2) Set an alarm to remind you when it's time to start winding down.

We set alarms to wake up, but Walker says that if you need an alarm to get up in the morning, that means for SURE you're not getting enough sleep. He suggests instead setting an alarm for bedtime -- working backwards from when you need to get up, and adding 8 hours to sleep and 30-60 minutes to prepare for sleep.

3) Establish a bedtime routine. 

This is something my therapist helped me with last spring when I was struggling to get any good sleep. Previous to establishing a real routine, bedtime looked like "go lie down whenever you feel like you're about to fall off the perch." When I started adding steps like "do 5 minutes of gentle yoga" and "brush your teeth" and "read a book for 10 or 15 minutes," I found that it really did get my mind ready to drift off more consistently. 

4) Keep your bedroom dark, cool, and free of crap.

This one especially applies to all my peri-menopausal ladies out there -- HOLLA! The last few years I find my temperature running a lot hotter than it ever did before, so I started sleeping with a fan on most nights, and using a sleeping mask as well. Blackout curtains can also help if a sleeping mask doesn't work for you. 

And try to save your bedroom just for sleeping and other bed-related activities. The idea is that you want it to feel peaceful in there, like a special place where nothing is required of you other than rest. Keep computers and clutter out of there. Reserve this space just for your own care. 

5) Pay attention to your own unrestful triggers.

Even though I love to have coffee at the end of a meal, I don't anymore, because it keeps me up. Red wine can sometimes raise my body temperature so that I'm not able to drift off, so I watch that, too. Pay attention to what makes it hard for you to get to sleep, and remind yourself that sleep is almost always more important. 

6) Right before bedtime, make it a goal to not get hepped up.

Things not to do right before going to bed: watch Daenarys lose her dragon to the Night King.
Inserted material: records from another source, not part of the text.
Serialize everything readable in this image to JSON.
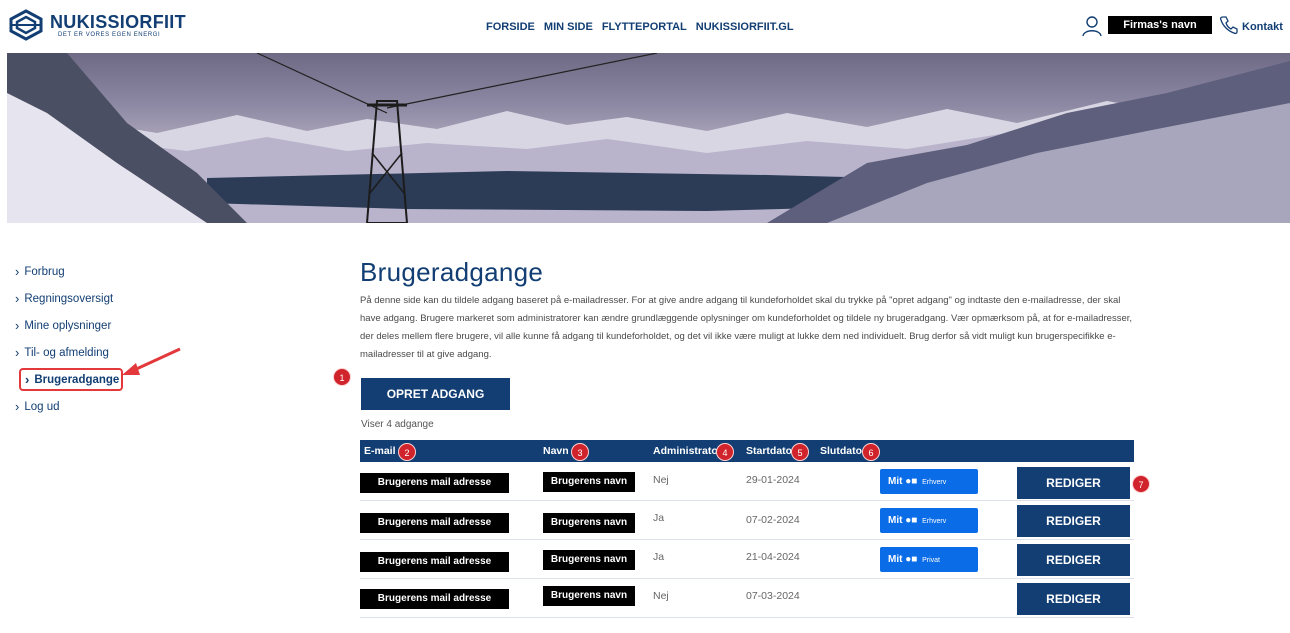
{
  "header": {
    "logo_name": "NUKISSIORFIIT",
    "logo_tagline": "DET ER VORES EGEN ENERGI",
    "nav": [
      "FORSIDE",
      "MIN SIDE",
      "FLYTTEPORTAL",
      "NUKISSIORFIIT.GL"
    ],
    "firm_name": "Firmas's navn",
    "contact": "Kontakt"
  },
  "sidebar": {
    "items": [
      {
        "label": "Forbrug"
      },
      {
        "label": "Regningsoversigt"
      },
      {
        "label": "Mine oplysninger"
      },
      {
        "label": "Til- og afmelding"
      },
      {
        "label": "Brugeradgange"
      },
      {
        "label": "Log ud"
      }
    ]
  },
  "main": {
    "title": "Brugeradgange",
    "intro": "På denne side kan du tildele adgang baseret på e-mailadresser. For at give andre adgang til kundeforholdet skal du trykke på \"opret adgang\" og indtaste den e-mailadresse, der skal have adgang. Brugere markeret som administratorer kan ændre grundlæggende oplysninger om kundeforholdet og tildele ny brugeradgang. Vær opmærksom på, at for e-mailadresser, der deles mellem flere brugere, vil alle kunne få adgang til kundeforholdet, og det vil ikke være muligt at lukke dem ned individuelt. Brug derfor så vidt muligt kun brugerspecifikke e-mailadresser til at give adgang.",
    "create_button": "OPRET ADGANG",
    "count_text": "Viser 4 adgange",
    "columns": [
      "E-mail",
      "Navn",
      "Administrator",
      "Startdato",
      "Slutdato"
    ],
    "rows": [
      {
        "email": "Brugerens mail adresse",
        "name": "Brugerens navn",
        "admin": "Nej",
        "start": "29-01-2024",
        "mitid_brand": "Mit",
        "mitid_kind": "Erhverv",
        "edit": "REDIGER"
      },
      {
        "email": "Brugerens mail adresse",
        "name": "Brugerens navn",
        "admin": "Ja",
        "start": "07-02-2024",
        "mitid_brand": "Mit",
        "mitid_kind": "Erhverv",
        "edit": "REDIGER"
      },
      {
        "email": "Brugerens mail adresse",
        "name": "Brugerens navn",
        "admin": "Ja",
        "start": "21-04-2024",
        "mitid_brand": "Mit",
        "mitid_kind": "Privat",
        "edit": "REDIGER"
      },
      {
        "email": "Brugerens mail adresse",
        "name": "Brugerens navn",
        "admin": "Nej",
        "start": "07-03-2024",
        "mitid_brand": "",
        "mitid_kind": "",
        "edit": "REDIGER"
      }
    ]
  },
  "annotations": [
    "1",
    "2",
    "3",
    "4",
    "5",
    "6",
    "7"
  ],
  "colors": {
    "brand": "#123e73",
    "mitid": "#0a6ce6",
    "annotation": "#d0232b"
  }
}
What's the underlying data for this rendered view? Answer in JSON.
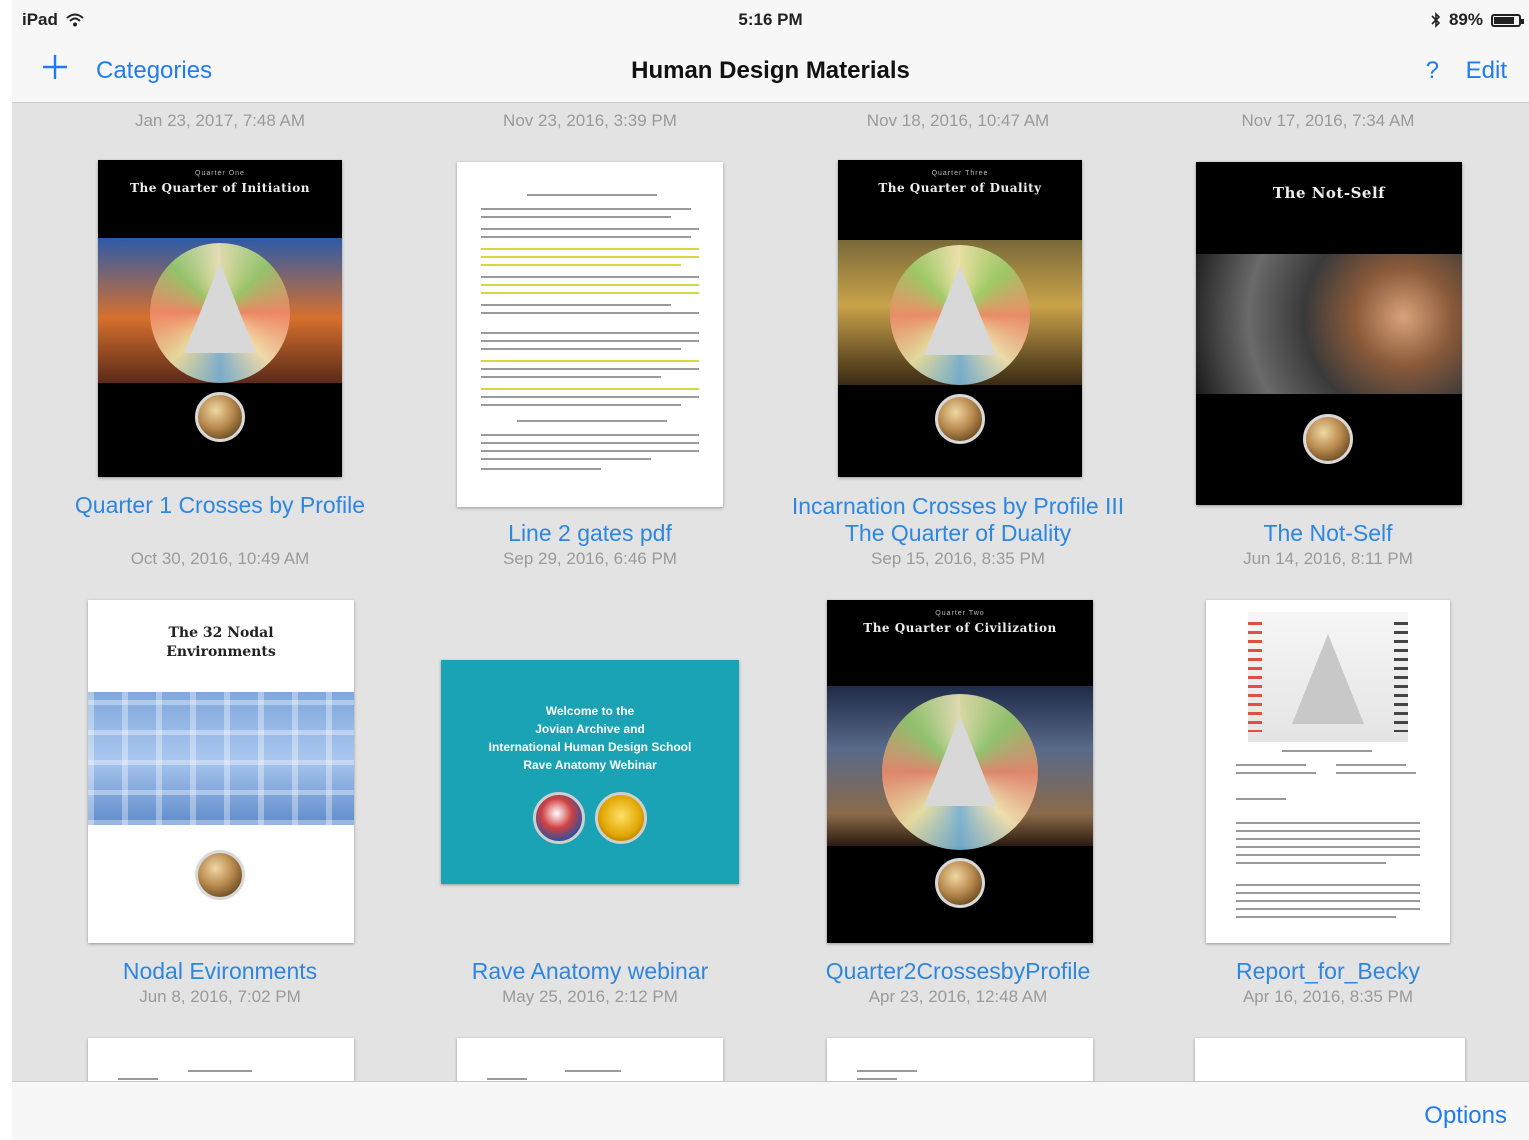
{
  "status_bar": {
    "device": "iPad",
    "time": "5:16 PM",
    "battery": "89%",
    "battery_level": 0.89
  },
  "nav": {
    "add_icon": "plus-icon",
    "categories": "Categories",
    "title": "Human Design Materials",
    "help": "?",
    "edit": "Edit"
  },
  "top_row_dates": [
    "Jan 23, 2017, 7:48 AM",
    "Nov 23, 2016, 3:39 PM",
    "Nov 18, 2016, 10:47 AM",
    "Nov 17, 2016, 7:34 AM"
  ],
  "documents": [
    {
      "title": "Quarter 1 Crosses by Profile",
      "date": "Oct 30, 2016, 10:49 AM"
    },
    {
      "title": "Line 2 gates pdf",
      "date": "Sep 29, 2016, 6:46 PM"
    },
    {
      "title": "Incarnation Crosses by Profile III The Quarter of Duality",
      "date": "Sep 15, 2016, 8:35 PM"
    },
    {
      "title": "The Not-Self",
      "date": "Jun 14, 2016, 8:11 PM"
    },
    {
      "title": "Nodal Evironments",
      "date": "Jun 8, 2016, 7:02 PM"
    },
    {
      "title": "Rave Anatomy webinar",
      "date": "May 25, 2016, 2:12 PM"
    },
    {
      "title": "Quarter2CrossesbyProfile",
      "date": "Apr 23, 2016, 12:48 AM"
    },
    {
      "title": "Report_for_Becky",
      "date": "Apr 16, 2016, 8:35 PM"
    }
  ],
  "covers": {
    "q1": {
      "line1": "Quarter One",
      "line2": "The Quarter of Initiation"
    },
    "q3": {
      "line1": "Quarter Three",
      "line2": "The Quarter of Duality"
    },
    "notself": {
      "line1": "The Not-Self"
    },
    "nodal": {
      "line1": "The 32 Nodal",
      "line2": "Environments"
    },
    "webinar": {
      "line1": "Welcome to the",
      "line2": "Jovian Archive and",
      "line3": "International Human Design School",
      "line4": "Rave Anatomy Webinar"
    },
    "q2": {
      "line1": "Quarter Two",
      "line2": "The Quarter of Civilization"
    }
  },
  "toolbar": {
    "options": "Options"
  },
  "colors": {
    "accent": "#1e7cf2",
    "link": "#2d86e0",
    "background": "#e3e3e3",
    "teal": "#1aa3b4"
  }
}
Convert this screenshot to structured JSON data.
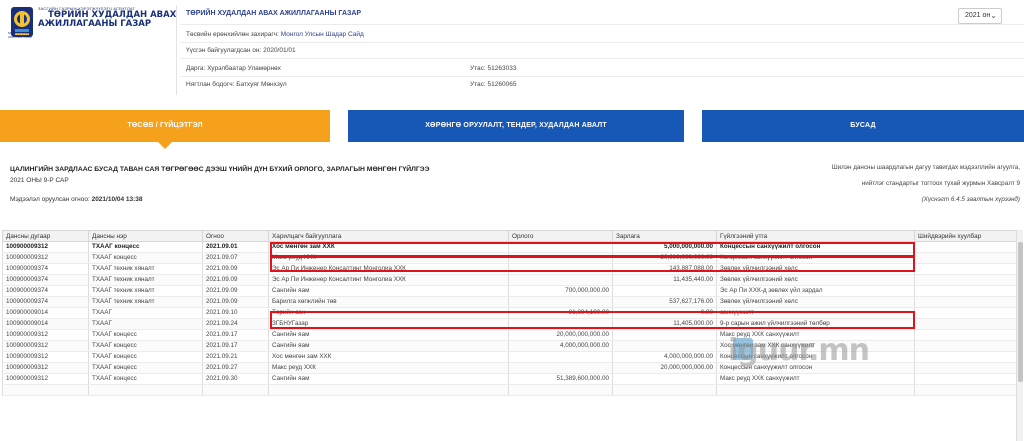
{
  "header": {
    "logo_small": "ЗАСГИЙН ГАЗРЫН ХЭРЭГЖҮҮЛЭГЧ АГЕНТЛАГ",
    "logo_line1": "ТӨРИЙН ХУДАЛДАН АВАХ",
    "logo_line2": "АЖИЛЛАГААНЫ ГАЗАР",
    "emblem_side_text": "МОНГОЛ УЛСЫН ЗАСГИЙН ГАЗАР",
    "org_title": "ТӨРИЙН ХУДАЛДАН АВАХ АЖИЛЛАГААНЫ ГАЗАР",
    "budget_manager_label": "Төсвийн ерөнхийлөн захирагч:",
    "budget_manager_value": "Монгол Улсын Шадар Сайд",
    "established_label": "Үүсгэн байгуулагдсан он: 2020/01/01",
    "director": "Дарга: Хурэлбаатар Уламөрнөх",
    "director_phone": "Утас: 51263033",
    "accountant": "Нягтлан бодогч: Батхуяг Мөнхзул",
    "accountant_phone": "Утас: 51260065",
    "year": "2021 он",
    "year_chevron": "⌄"
  },
  "tabs": [
    {
      "label": "ТӨСӨВ / ГҮЙЦЭТГЭЛ"
    },
    {
      "label": "ХӨРӨНГӨ ОРУУЛАЛТ, ТЕНДЕР, ХУДАЛДАН АВАЛТ"
    },
    {
      "label": "БУСАД"
    }
  ],
  "report": {
    "title": "ЦАЛИНГИЙН ЗАРДЛААС БУСАД ТАВАН САЯ ТӨГРӨГӨӨС ДЭЭШ ҮНИЙН ДҮН БҮХИЙ ОРЛОГО, ЗАРЛАГЫН МӨНГӨН ГҮЙЛГЭЭ",
    "subtitle": "2021 ОНЫ 9-Р САР",
    "date_label": "Мэдээлэл оруулсан огноо:",
    "date_value": "2021/10/04 13:38",
    "note_line1": "Шилэн дансны шаардлагын дагуу тавигдах мэдээллийн агуулга,",
    "note_line2": "нийтлэг стандартыг тогтоох тухай журмын Хавсралт 9",
    "note_line3": "(Хүснэгт 6.4.5 заалтын хүрээнд)"
  },
  "table": {
    "headers": [
      "Дансны дугаар",
      "Дансны нэр",
      "Огноо",
      "Харилцагч байгууллага",
      "Орлого",
      "Зарлага",
      "Гүйлгээний утга",
      "Шийдвэрийн хуулбар"
    ],
    "rows": [
      {
        "acc": "100900009312",
        "name": "ТХААГ концесс",
        "date": "2021.09.01",
        "party": "Хос мөнгөн зам ХХК",
        "income": "",
        "expense": "5,000,000,000.00",
        "purpose": "Концессын санхүүжилт олгосон",
        "doc": "",
        "bold": true
      },
      {
        "acc": "100900009312",
        "name": "ТХААГ концесс",
        "date": "2021.09.07",
        "party": "Макс реуд ХХК",
        "income": "",
        "expense": "20,000,000,000.00",
        "purpose": "Концессын санхүүжилт олгосон",
        "doc": ""
      },
      {
        "acc": "100900009374",
        "name": "ТХААГ техник хяналт",
        "date": "2021.09.09",
        "party": "Эс Ар Пи Инженер Консалтинг Монголиа ХХК",
        "income": "",
        "expense": "143,887,088.00",
        "purpose": "Зөвлөх үйлчилгээний хөлс",
        "doc": ""
      },
      {
        "acc": "100900009374",
        "name": "ТХААГ техник хяналт",
        "date": "2021.09.09",
        "party": "Эс Ар Пи Инженер Консалтинг Монголиа ХХК",
        "income": "",
        "expense": "11,435,440.00",
        "purpose": "Зөвлөх үйлчилгээний хөлс",
        "doc": ""
      },
      {
        "acc": "100900009374",
        "name": "ТХААГ техник хяналт",
        "date": "2021.09.09",
        "party": "Сангийн яам",
        "income": "700,000,000.00",
        "expense": "",
        "purpose": "Эс Ар Пи ХХК-д зөвлөх үйл зардал",
        "doc": ""
      },
      {
        "acc": "100900009374",
        "name": "ТХААГ техник хяналт",
        "date": "2021.09.09",
        "party": "Барилга хөгжлийн төв",
        "income": "",
        "expense": "537,627,176.00",
        "purpose": "Зөвлөх үйлчилгээний хөлс",
        "doc": ""
      },
      {
        "acc": "100900009014",
        "name": "ТХААГ",
        "date": "2021.09.10",
        "party": "Төрийн сан",
        "income": "81,394,100.00",
        "expense": "0.00",
        "purpose": "санхүүжилт",
        "doc": ""
      },
      {
        "acc": "100900009014",
        "name": "ТХААГ",
        "date": "2021.09.24",
        "party": "ЗГБНУГазар",
        "income": "",
        "expense": "11,405,000.00",
        "purpose": "9-р сарын ажил үйлчилгээний төлбөр",
        "doc": ""
      },
      {
        "acc": "100900009312",
        "name": "ТХААГ концесс",
        "date": "2021.09.17",
        "party": "Сангийн яам",
        "income": "20,000,000,000.00",
        "expense": "",
        "purpose": "Макс реуд ХХК санхүүжилт",
        "doc": ""
      },
      {
        "acc": "100900009312",
        "name": "ТХААГ концесс",
        "date": "2021.09.17",
        "party": "Сангийн яам",
        "income": "4,000,000,000.00",
        "expense": "",
        "purpose": "Хос мөнгөн зам ХХК санхүүжилт",
        "doc": ""
      },
      {
        "acc": "100900009312",
        "name": "ТХААГ концесс",
        "date": "2021.09.21",
        "party": "Хос мөнгөн зам ХХК",
        "income": "",
        "expense": "4,000,000,000.00",
        "purpose": "Концессын санхүүжилт олгосон",
        "doc": ""
      },
      {
        "acc": "100900009312",
        "name": "ТХААГ концесс",
        "date": "2021.09.27",
        "party": "Макс реуд ХХК",
        "income": "",
        "expense": "20,000,000,000.00",
        "purpose": "Концессын санхүүжилт олгосон",
        "doc": ""
      },
      {
        "acc": "100900009312",
        "name": "ТХААГ концесс",
        "date": "2021.09.30",
        "party": "Сангийн яам",
        "income": "51,389,600,000.00",
        "expense": "",
        "purpose": "Макс реуд ХХК санхүүжилт",
        "doc": ""
      },
      {
        "acc": "",
        "name": "",
        "date": "",
        "party": "",
        "income": "",
        "expense": "",
        "purpose": "",
        "doc": ""
      }
    ]
  },
  "watermark": "iguur.mn",
  "colors": {
    "tab_active": "#f5a11b",
    "tab_inactive": "#1757b5",
    "highlight": "#e2121b",
    "brand_text": "#1a2f7a"
  }
}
Listen to Harry Potter fighting for his life against Voldemort. Get into a political fight online.

Do nice chill things instead. Watch soothing videos, like people painting or fish swimming. Listen to Jane Austen or some nice soothing music. Read from a paper book. Make a list of all the to-do items floating around your brain so they have a place to rest, too. Try the Yoga Nidra meditation on the Insight Timer app -- it's so good! Take it easy and let your mind slow down.  

7) Get some exercise during the day.

Any exercise will help -- exercise outside in the fresh air helps most of all. 

8) Stop looking at sleeping as a lazy activity and start looking at it as a gift. 

Sleep is beautiful. Sleep is glorious. Sleep transforms your life for the better every single day, which is kind of miraculous if you think about it. Almost nothing is more important than getting enough of it. 

If you're one of these people that equates needing a full night of sleep with laziness or weakness or shame, make a point of shifting your thoughts about it. Look at making space for sleep as a way of actively loving yourself, and teach your children to do the same. When other folks make jokes or jabs equating sleep with sloth, correct them, because this bias we have against sleep is literally killing people, and we need to flip it. 

What are your thoughts about sleep? Do you feel like you give it a high enough priority in your life, or is it something that you are willing to sacrifice for other goals? I want to hear all about it!